Keeping to the main road is easy, But people love to be sidetracked.
When the court is arrayed in splendor, The fields are full of weeds, and the granaries are bare.
Some wear gorgeous Clothes, Carry sharp swords, and indulge themselves with food and drink; they have more possessions than they can use.
They are robber barons.
This is certainly not the way of Tao." -- Lao Tsu
I\'m not the only guy who ever pitched this way. Many came before me, and many will follow. I didn\'t get to see every pitcher in every game. Every now and again I see someone who could be doing it, but I can\'t go in his kitchen to see if there is anyone at home.
Kevin Costner\'s character approaches this glorious paradox in For Love of the Game, but his conscious effort to "still the externalities" separates his technique from what used to happen to me.
A few clues that someone is into a "higher state" on the mound:
1. Works quickly - the rhythm is his - not the batter\'s.
2. No disagreeing and shaking off the catcher.
3. Absolute trust of the infield with and without men on base.
4. Lack of emotion or facial expression.
5. No verbal or non-verbal communication with anyone except the catcher.
6. Sits quietly and usually alone between innings.
7. Never looks at the scoreboard.
8. Almost always wins the game.
Here\'s a list of some of the guys that I thought might "be there" - from time to time - I\'m sure there were more - but I was only born in 1950!
There are pitchers that achieved the results we achieved by talent, practice, and the marshalling of the human will. They also may be familiar with that holy place, I just never saw the evidence.
These would include:
So, if it can be done both ways, why bother with all this spiritual surrender? Why not concentrate, bear down, learn the hitters, shake off the catcher, brush \'em back and go like Sal Maglie?
Because of the Sermon on the Mount, that\'s why. Read it sometime. There\'s more baseball in spiritual writing than the Sporting news. You just gotta wanna hear it.
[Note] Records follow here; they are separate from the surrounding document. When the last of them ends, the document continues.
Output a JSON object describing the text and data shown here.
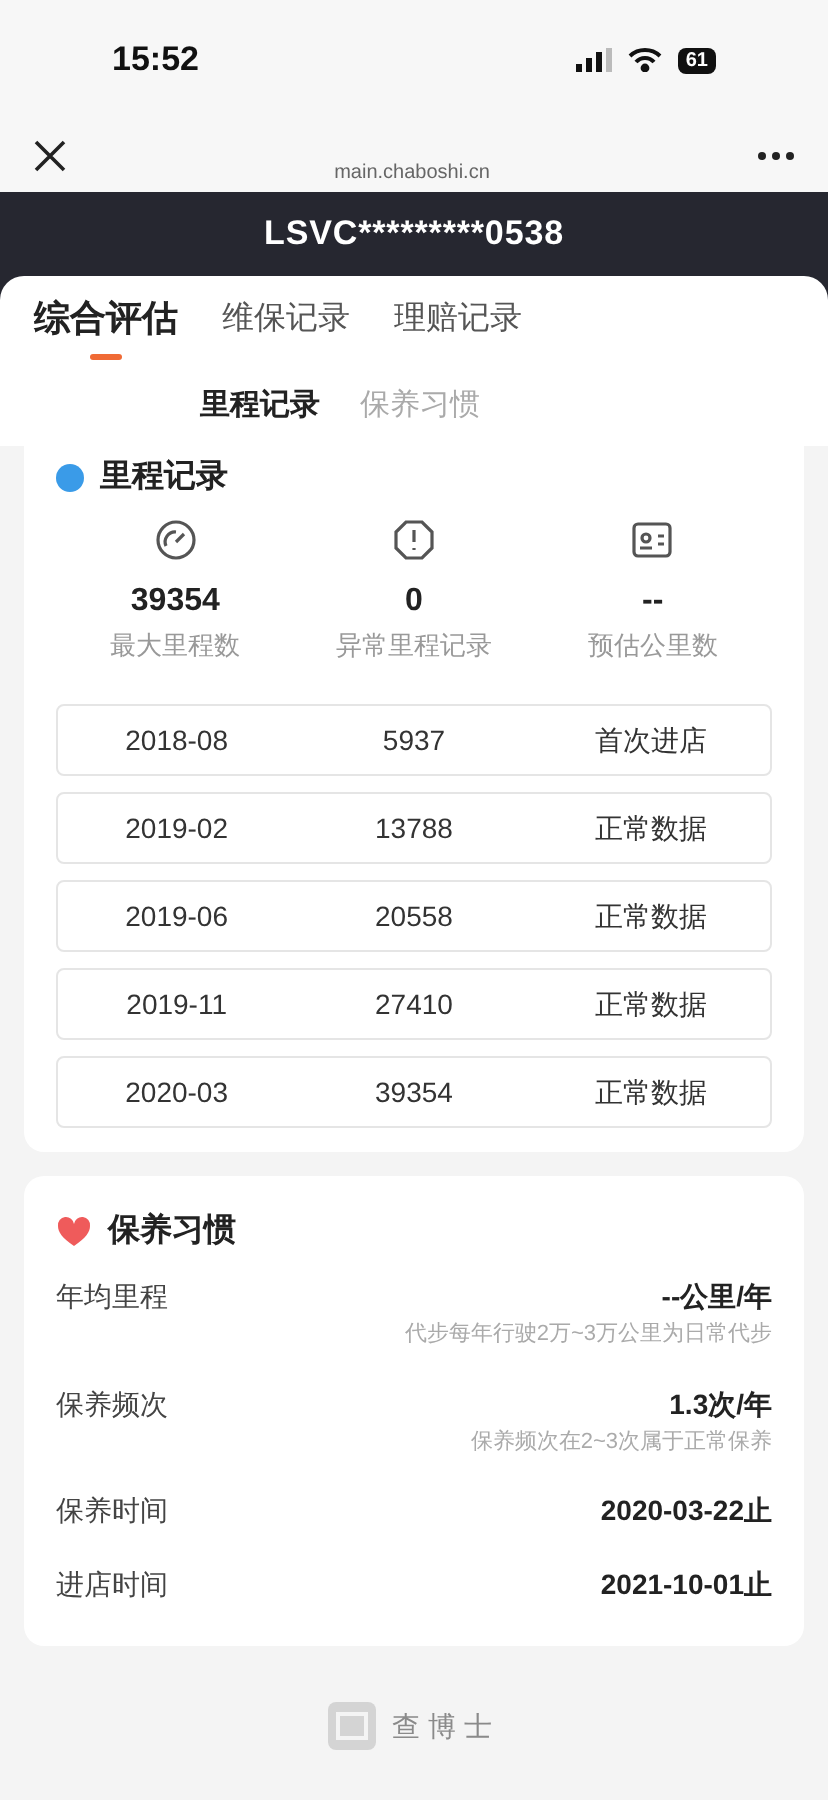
{
  "status_bar": {
    "time": "15:52",
    "battery": "61"
  },
  "browser": {
    "url": "main.chaboshi.cn"
  },
  "vin": "LSVC*********0538",
  "tabs": [
    {
      "label": "综合评估",
      "selected": true
    },
    {
      "label": "维保记录",
      "selected": false
    },
    {
      "label": "理赔记录",
      "selected": false
    }
  ],
  "sub_tabs": [
    {
      "label": "里程记录",
      "selected": true
    },
    {
      "label": "保养习惯",
      "selected": false
    }
  ],
  "mileage": {
    "title": "里程记录",
    "stats": [
      {
        "kind": "gauge",
        "value": "39354",
        "label": "最大里程数"
      },
      {
        "kind": "alert",
        "value": "0",
        "label": "异常里程记录"
      },
      {
        "kind": "card",
        "value": "--",
        "label": "预估公里数"
      }
    ],
    "rows": [
      {
        "date": "2018-08",
        "km": "5937",
        "status": "首次进店"
      },
      {
        "date": "2019-02",
        "km": "13788",
        "status": "正常数据"
      },
      {
        "date": "2019-06",
        "km": "20558",
        "status": "正常数据"
      },
      {
        "date": "2019-11",
        "km": "27410",
        "status": "正常数据"
      },
      {
        "date": "2020-03",
        "km": "39354",
        "status": "正常数据"
      }
    ]
  },
  "habits": {
    "title": "保养习惯",
    "items": [
      {
        "label": "年均里程",
        "value": "--公里/年",
        "note": "代步每年行驶2万~3万公里为日常代步"
      },
      {
        "label": "保养频次",
        "value": "1.3次/年",
        "note": "保养频次在2~3次属于正常保养"
      },
      {
        "label": "保养时间",
        "value": "2020-03-22止"
      },
      {
        "label": "进店时间",
        "value": "2021-10-01止"
      }
    ]
  },
  "footer": {
    "brand": "查博士"
  }
}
Steve Newby is a technical writer for the City of Oklahoma City. He and his wife Vicki live on a small farm and love to take their grandchildren to ball games.